■ TASK GOAL:
The word "Calculator" marks the lines to keep; find each one in the data and copy it.

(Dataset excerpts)
+---+

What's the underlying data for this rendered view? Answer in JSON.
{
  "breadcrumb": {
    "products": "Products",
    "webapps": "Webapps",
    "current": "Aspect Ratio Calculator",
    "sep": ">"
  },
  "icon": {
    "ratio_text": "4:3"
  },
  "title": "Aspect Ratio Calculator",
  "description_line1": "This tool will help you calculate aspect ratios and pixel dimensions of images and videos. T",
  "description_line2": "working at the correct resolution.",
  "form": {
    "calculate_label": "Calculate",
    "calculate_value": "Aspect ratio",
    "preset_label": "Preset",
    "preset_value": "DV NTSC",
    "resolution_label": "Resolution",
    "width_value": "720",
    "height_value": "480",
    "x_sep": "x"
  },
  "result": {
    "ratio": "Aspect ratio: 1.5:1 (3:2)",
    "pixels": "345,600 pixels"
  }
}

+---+

■ THE ANSWER:
    "current": "Aspect Ratio Calculator",
  "title": "Aspect Ratio Calculator",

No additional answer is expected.